Banks can now lend more to trade-based small enterprises
Banks and other financial institutions can now lend more to trade-based cottage, micro, small and medium enterprises (CMSMEs) as the central bank yesterday raised the annual ceiling of the loans for the sector by 10 percentage points.
While unveiling the Tk 20,000 crore stimulus package for the CMSME sector in April, the central bank included trade-based micro and cottage firms as a huge number of people are employed in the sector.
At the time, lenders were allowed to disburse 20 per cent of their total annual loans to trade-based CMSMEs.
Now, they can set aside 30 per cent of the loans for the sub-sector as the CMSMEs have been hit hard by the coronavirus pandemic, the BB said in a circular yesterday.
As a result, banks can channel up to 30 per cent of the stimulus package to the sector.

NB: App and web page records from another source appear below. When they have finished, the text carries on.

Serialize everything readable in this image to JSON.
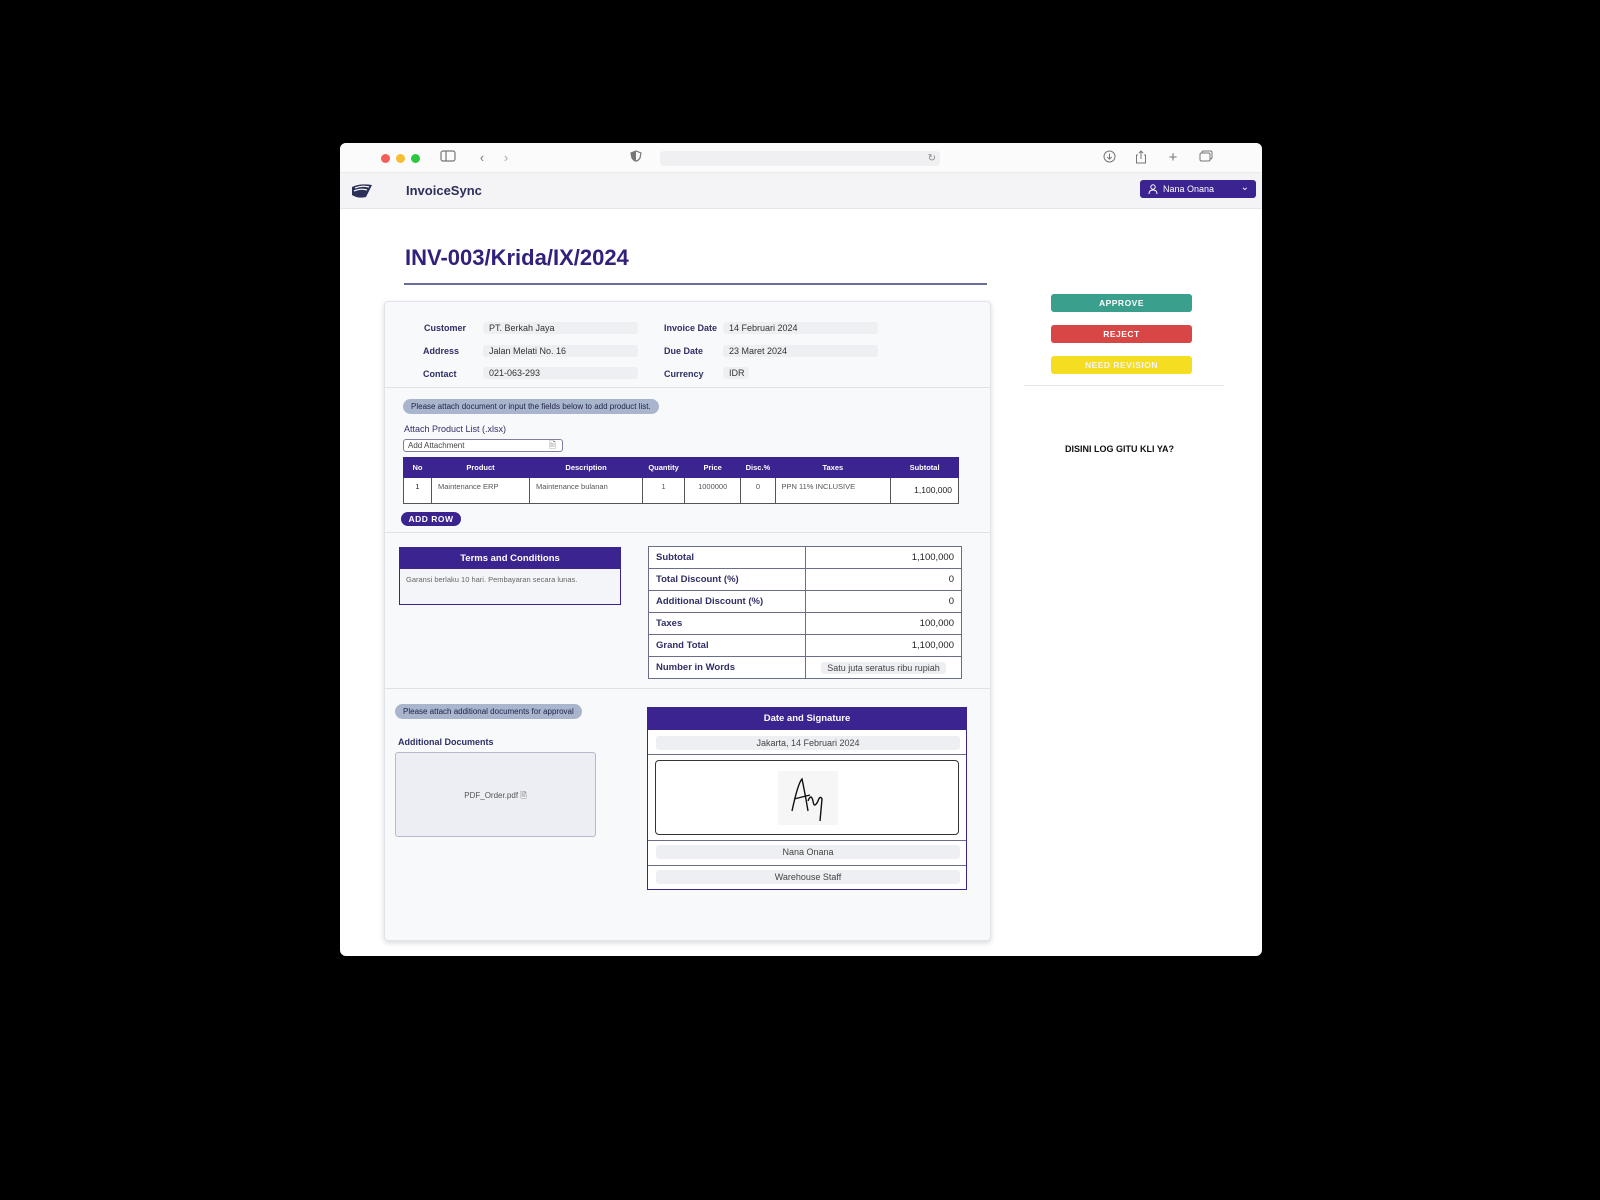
{
  "app": {
    "brand": "InvoiceSync",
    "user": "Nana Onana"
  },
  "invoice": {
    "title": "INV-003/Krida/IX/2024",
    "customer_label": "Customer",
    "customer": "PT. Berkah Jaya",
    "address_label": "Address",
    "address": "Jalan Melati No. 16",
    "contact_label": "Contact",
    "contact": "021-063-293",
    "invoice_date_label": "Invoice Date",
    "invoice_date": "14 Februari 2024",
    "due_date_label": "Due Date",
    "due_date": "23 Maret 2024",
    "currency_label": "Currency",
    "currency": "IDR"
  },
  "products": {
    "notice": "Please attach document or input the fields below to add product list.",
    "attach_label": "Attach Product List (.xlsx)",
    "attach_placeholder": "Add Attachment",
    "columns": [
      "No",
      "Product",
      "Description",
      "Quantity",
      "Price",
      "Disc.%",
      "Taxes",
      "Subtotal"
    ],
    "rows": [
      {
        "no": "1",
        "product": "Maintenance ERP",
        "description": "Maintenance bulanan",
        "quantity": "1",
        "price": "1000000",
        "disc": "0",
        "taxes": "PPN 11% INCLUSIVE",
        "subtotal": "1,100,000"
      }
    ],
    "add_row": "ADD ROW"
  },
  "terms": {
    "title": "Terms and Conditions",
    "text": "Garansi berlaku 10 hari. Pembayaran secara lunas."
  },
  "summary": {
    "subtotal_label": "Subtotal",
    "subtotal": "1,100,000",
    "total_discount_label": "Total Discount (%)",
    "total_discount": "0",
    "additional_discount_label": "Additional Discount (%)",
    "additional_discount": "0",
    "taxes_label": "Taxes",
    "taxes": "100,000",
    "grand_total_label": "Grand Total",
    "grand_total": "1,100,000",
    "words_label": "Number in Words",
    "words": "Satu juta seratus ribu rupiah"
  },
  "documents": {
    "notice": "Please attach additional documents for approval",
    "label": "Additional Documents",
    "file": "PDF_Order.pdf"
  },
  "signature": {
    "title": "Date and Signature",
    "place_date": "Jakarta, 14 Februari 2024",
    "name": "Nana Onana",
    "position": "Warehouse Staff"
  },
  "actions": {
    "approve": "APPROVE",
    "reject": "REJECT",
    "revision": "NEED REVISION"
  },
  "log_note": "DISINI LOG GITU KLI YA?",
  "colors": {
    "primary": "#3b2390",
    "approve": "#3a9f8c",
    "reject": "#d94646",
    "revision": "#f5dd22"
  }
}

If the amount of the loans goes past 20 per cent, the share of the funds for the manufacturing and service sub-sectors would go down proportionately. However, it would not be below 70 per cent combined for the two sub-sectors, the BB said.
The disbursement of the funds from the stimulus package has not been satisfactory, the BB said.
As of September 30, banks gave out Tk 5,883 crore in loans from the package, which is 29.41 per cent of the fund.
Grassroot entrepreneurs and chambers have also requested the central bank to increase allocation for the CMSMEs reeling under the pressure of the pandemic, the BB said.
Banks welcomed the central bank move.
“Trading dominates the CMSME sector. So, we had long been urging the central bank to raise the ceiling for the trading sub-sector,” said Syed Abdul Monem, head of SME of Brac Bank.
Because of the 20 per cent cap, banks could not lend more to CMSME traders from the package, he said.
“So, we welcome the 10 percentage points increase. This will help banks accelerate the disbursement of funds from the stimulus package.”
He also urged the central bank to amend the definition to incorporate trade-based CMSMEs.
The definition of the central bank has not differentiated between large traders and CMSME traders and they have been put in the same group.
“These small traders and retailers sell goods made by the manufacturers. So, there is no point in depriving them of availing all facilities such as banking. The sector can be made a thrust sector by bringing changes to the definition.”
The banker also said the deadline for the CMSME fund disbursement should be extended to December, as the central bank did in case of the stimulus package for the farming sector.
Brac Bank has disbursed about Tk 500 crore as of last week from the Tk 1,100 crore target set by the central bank from the CMSME fund. It hopes to disburse another Tk 150 crore to Tk 200 crore by this month.
Banks are getting 50 per cent of the fund from the BB.
CMSMEs can take the working capital loan at 9 per cent interest. Of the interest, 4 per cent will be borne by the borrowers and 5 per cent by the government.
The CMSME sector represents 13 million business entities in Bangladesh, contributing 25 per cent to the GDP, 35.5 per cent to total employment and 80 per cent to export earnings, according to the Dhaka Chamber of Commerce and Industry.